Women make up 70 percent of the health and social care workforce as nurses, midwives, and community health workers. Health care was one of the slowest sectors to integrate women into leadership, but it’s finally catching up to many other industries. However, hospitals and health systems are still struggling to promote women into leadership roles. There are several obstacles, including investment in leadership and placements for women which would scrutinize and we can be recognized as being a significant role in filling the gender gap role at the level of leadership.

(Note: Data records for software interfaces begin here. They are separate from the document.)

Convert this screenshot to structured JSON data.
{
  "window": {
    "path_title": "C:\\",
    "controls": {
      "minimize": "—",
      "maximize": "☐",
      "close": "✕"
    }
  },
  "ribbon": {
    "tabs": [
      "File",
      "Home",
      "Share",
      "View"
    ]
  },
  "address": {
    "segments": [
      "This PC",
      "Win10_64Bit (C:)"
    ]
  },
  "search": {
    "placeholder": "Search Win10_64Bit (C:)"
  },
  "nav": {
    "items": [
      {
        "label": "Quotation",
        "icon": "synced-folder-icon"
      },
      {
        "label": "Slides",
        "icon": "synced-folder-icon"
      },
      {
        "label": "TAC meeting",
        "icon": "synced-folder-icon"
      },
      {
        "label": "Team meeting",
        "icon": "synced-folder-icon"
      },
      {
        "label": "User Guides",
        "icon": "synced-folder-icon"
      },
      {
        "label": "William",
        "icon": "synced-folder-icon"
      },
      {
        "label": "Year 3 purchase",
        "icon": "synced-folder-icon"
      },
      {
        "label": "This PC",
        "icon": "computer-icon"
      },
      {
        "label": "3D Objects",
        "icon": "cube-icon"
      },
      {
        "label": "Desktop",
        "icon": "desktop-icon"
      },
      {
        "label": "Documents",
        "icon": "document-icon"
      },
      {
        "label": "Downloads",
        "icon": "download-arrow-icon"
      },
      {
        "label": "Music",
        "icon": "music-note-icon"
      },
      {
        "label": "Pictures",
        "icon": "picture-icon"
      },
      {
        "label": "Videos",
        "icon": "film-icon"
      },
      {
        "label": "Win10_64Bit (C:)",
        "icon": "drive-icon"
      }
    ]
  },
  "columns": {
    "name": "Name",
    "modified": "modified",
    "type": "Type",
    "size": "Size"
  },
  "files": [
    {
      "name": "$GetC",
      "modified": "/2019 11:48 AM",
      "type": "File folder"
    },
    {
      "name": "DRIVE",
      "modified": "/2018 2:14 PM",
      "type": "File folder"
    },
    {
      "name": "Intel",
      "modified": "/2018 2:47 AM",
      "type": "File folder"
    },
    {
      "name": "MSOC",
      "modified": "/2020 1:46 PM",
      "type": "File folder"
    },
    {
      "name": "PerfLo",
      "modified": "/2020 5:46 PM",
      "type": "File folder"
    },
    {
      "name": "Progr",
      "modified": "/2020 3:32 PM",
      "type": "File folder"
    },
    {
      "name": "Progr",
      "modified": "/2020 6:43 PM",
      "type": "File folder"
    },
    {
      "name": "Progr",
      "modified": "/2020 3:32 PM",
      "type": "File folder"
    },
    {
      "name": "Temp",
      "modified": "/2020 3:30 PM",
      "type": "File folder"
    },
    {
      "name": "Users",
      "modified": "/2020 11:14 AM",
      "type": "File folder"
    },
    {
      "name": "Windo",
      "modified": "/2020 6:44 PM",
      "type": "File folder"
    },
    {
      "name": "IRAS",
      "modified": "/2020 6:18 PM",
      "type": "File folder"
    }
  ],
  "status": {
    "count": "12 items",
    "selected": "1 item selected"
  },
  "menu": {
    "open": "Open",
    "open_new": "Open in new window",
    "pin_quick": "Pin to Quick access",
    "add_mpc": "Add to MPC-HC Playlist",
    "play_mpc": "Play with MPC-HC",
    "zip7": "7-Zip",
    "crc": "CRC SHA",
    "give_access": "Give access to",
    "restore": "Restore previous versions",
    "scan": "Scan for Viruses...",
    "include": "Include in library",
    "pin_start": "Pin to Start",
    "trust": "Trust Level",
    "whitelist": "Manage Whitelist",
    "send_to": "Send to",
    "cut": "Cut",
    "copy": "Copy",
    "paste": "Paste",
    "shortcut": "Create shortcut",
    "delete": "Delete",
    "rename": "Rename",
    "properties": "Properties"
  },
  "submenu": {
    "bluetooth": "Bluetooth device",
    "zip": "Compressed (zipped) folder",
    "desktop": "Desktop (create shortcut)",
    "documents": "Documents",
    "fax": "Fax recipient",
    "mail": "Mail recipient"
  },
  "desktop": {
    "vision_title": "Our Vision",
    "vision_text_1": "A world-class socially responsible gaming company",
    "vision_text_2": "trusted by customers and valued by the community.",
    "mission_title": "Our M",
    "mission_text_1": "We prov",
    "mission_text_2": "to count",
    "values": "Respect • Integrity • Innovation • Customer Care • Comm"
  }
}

Some barriers prevent women from entering the field of healthcare towards promotion, medical leadership, and related domains, which in turn leads to the under-representation of women as medical leaders. Women are still underrepresented in leadership positions in health professions and health care is not yet seen as a truly female-friendly career. There is a need to look into these statistics and make women understand that the medical profession is their first choice and for this, we have to remove some constrictions like biasness in mindsets of people and gender-biased rules. There is no doubt that the women over here are getting into every walk of life these days, but this trend has failed to trickle down in the medical arena where women still are to face all kinds of barriers from male-dominant societies and cultures.

There have been many cases of people dying or affected by this Ebola virus. Everyone in the world has been warned to be careful, but some people do not care at all. Especially in Africa, many women are fighting for their lives against the virus and they are showing a lot of courage, even if they get infected they continue to help injured ones till they die. Yet, women have been recognized locally and internationally as practitioners of traditional medicine who are known to utilize herbal plants for healing purposes. Traditional healers, and of course the women involved in such activities, have much to offer in combating the spread of diseases like Ebola and COVID-19.

Women should not have to fight for health share, they should be in proportion. This is an ongoing pandemic with continuous short and long-term damage. There may be a permanent loss of time where the damage is done cannot be recovered. Hesitating any further to act is irresponsible. Women are in distinct shortage at health leadership roles in health. The consequences are evident in many sectors of the world. The underrepresentation of women has actually led to the pandemic which we are currently going through with far-reaching consequences for global health systems.